_EXERCISE AIM_
Please copy every line from the following entries in which the word "Einladungslink" appears.

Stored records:
%%

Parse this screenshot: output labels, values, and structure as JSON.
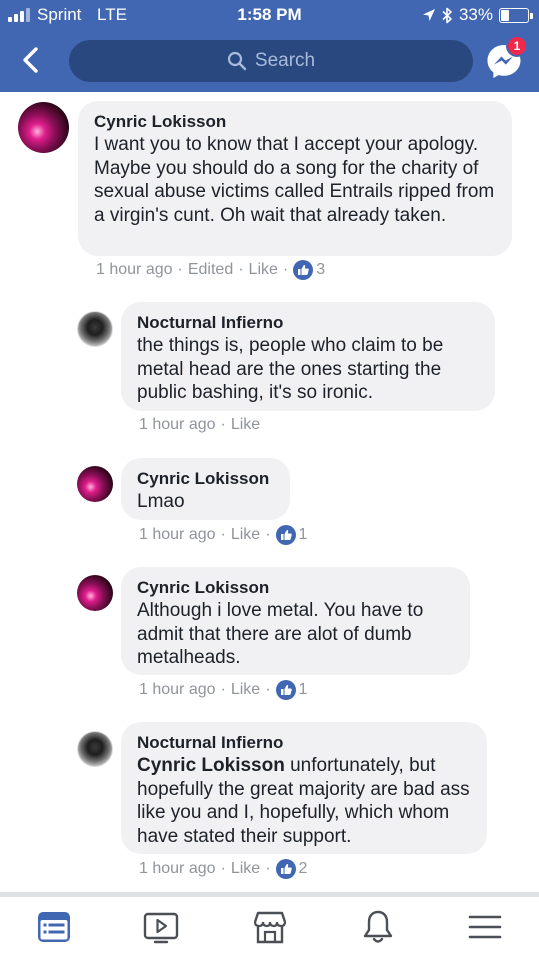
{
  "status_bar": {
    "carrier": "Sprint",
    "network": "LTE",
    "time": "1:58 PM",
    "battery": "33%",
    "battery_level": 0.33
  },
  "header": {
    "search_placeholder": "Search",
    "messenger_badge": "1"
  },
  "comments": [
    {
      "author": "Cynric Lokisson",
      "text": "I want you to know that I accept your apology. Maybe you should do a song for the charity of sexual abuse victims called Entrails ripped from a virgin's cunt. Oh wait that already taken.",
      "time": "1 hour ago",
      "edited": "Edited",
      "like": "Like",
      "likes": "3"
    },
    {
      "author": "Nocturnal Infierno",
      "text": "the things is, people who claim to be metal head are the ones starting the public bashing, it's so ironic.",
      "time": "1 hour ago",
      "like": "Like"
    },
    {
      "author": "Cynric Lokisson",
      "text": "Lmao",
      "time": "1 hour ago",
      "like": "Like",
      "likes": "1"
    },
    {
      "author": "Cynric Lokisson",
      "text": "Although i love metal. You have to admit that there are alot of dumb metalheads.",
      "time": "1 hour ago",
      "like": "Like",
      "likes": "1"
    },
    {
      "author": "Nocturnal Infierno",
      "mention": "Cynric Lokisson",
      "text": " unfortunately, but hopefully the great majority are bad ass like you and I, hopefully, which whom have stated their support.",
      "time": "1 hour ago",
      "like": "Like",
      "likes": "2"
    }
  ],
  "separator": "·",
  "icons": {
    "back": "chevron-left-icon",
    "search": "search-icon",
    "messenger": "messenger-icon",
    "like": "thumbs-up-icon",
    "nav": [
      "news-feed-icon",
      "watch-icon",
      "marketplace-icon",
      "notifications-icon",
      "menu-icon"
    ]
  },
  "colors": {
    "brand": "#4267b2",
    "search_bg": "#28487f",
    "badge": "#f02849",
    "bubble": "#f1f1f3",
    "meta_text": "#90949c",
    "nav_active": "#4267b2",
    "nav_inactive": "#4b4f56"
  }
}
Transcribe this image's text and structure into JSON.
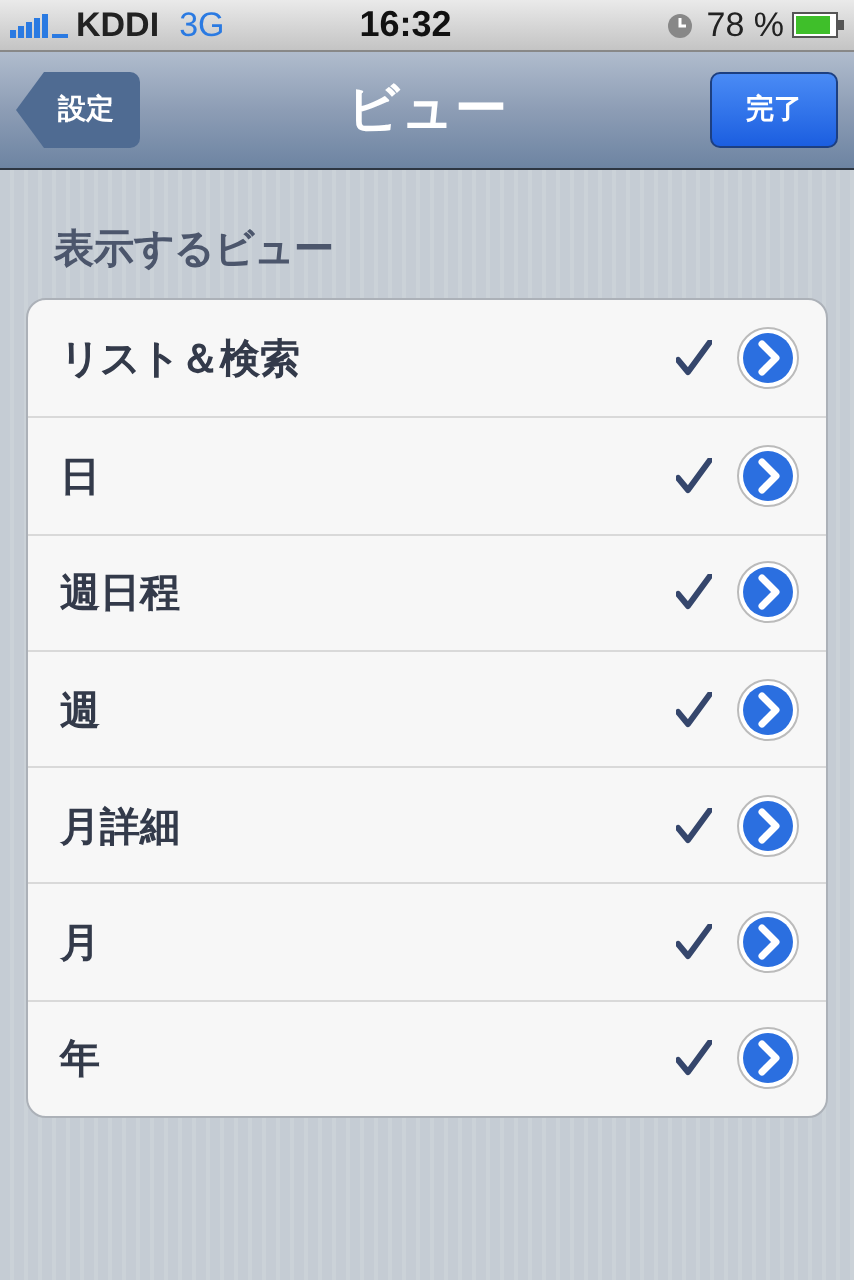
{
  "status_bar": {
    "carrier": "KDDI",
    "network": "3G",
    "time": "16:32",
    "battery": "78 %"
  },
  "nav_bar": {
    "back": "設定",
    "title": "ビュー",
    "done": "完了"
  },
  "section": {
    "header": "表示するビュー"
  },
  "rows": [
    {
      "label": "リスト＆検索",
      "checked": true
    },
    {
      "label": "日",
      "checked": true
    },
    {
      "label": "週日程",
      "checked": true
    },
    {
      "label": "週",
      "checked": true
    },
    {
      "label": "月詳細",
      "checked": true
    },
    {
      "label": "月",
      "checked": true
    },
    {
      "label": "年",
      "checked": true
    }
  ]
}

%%
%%

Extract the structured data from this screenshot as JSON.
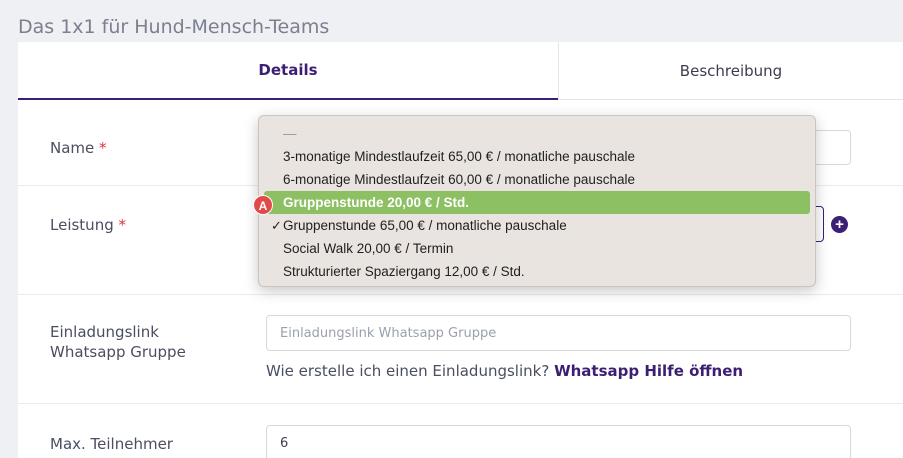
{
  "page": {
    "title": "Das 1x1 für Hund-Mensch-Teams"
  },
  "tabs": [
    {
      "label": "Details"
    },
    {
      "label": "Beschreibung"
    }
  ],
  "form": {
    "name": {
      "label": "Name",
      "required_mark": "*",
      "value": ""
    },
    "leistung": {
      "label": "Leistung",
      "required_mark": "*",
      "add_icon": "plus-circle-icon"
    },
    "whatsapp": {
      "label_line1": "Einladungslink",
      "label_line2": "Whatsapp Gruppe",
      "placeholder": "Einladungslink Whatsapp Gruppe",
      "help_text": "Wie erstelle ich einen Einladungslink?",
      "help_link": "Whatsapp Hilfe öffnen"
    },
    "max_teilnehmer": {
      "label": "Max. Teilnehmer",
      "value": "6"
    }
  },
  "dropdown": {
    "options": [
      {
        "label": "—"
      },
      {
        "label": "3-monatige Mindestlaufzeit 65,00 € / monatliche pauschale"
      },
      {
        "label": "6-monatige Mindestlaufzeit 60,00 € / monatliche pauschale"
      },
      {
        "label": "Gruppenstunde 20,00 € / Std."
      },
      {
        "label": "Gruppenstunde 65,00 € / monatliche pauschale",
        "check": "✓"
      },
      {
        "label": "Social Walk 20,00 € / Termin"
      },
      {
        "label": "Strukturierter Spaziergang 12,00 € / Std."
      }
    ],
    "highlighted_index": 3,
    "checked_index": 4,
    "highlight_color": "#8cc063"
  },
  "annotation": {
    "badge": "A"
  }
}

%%

_ANSWER TO THIS EXERCISE_
      "label_line1": "Einladungslink",
      "placeholder": "Einladungslink Whatsapp Gruppe",
      "help_text": "Wie erstelle ich einen Einladungslink?",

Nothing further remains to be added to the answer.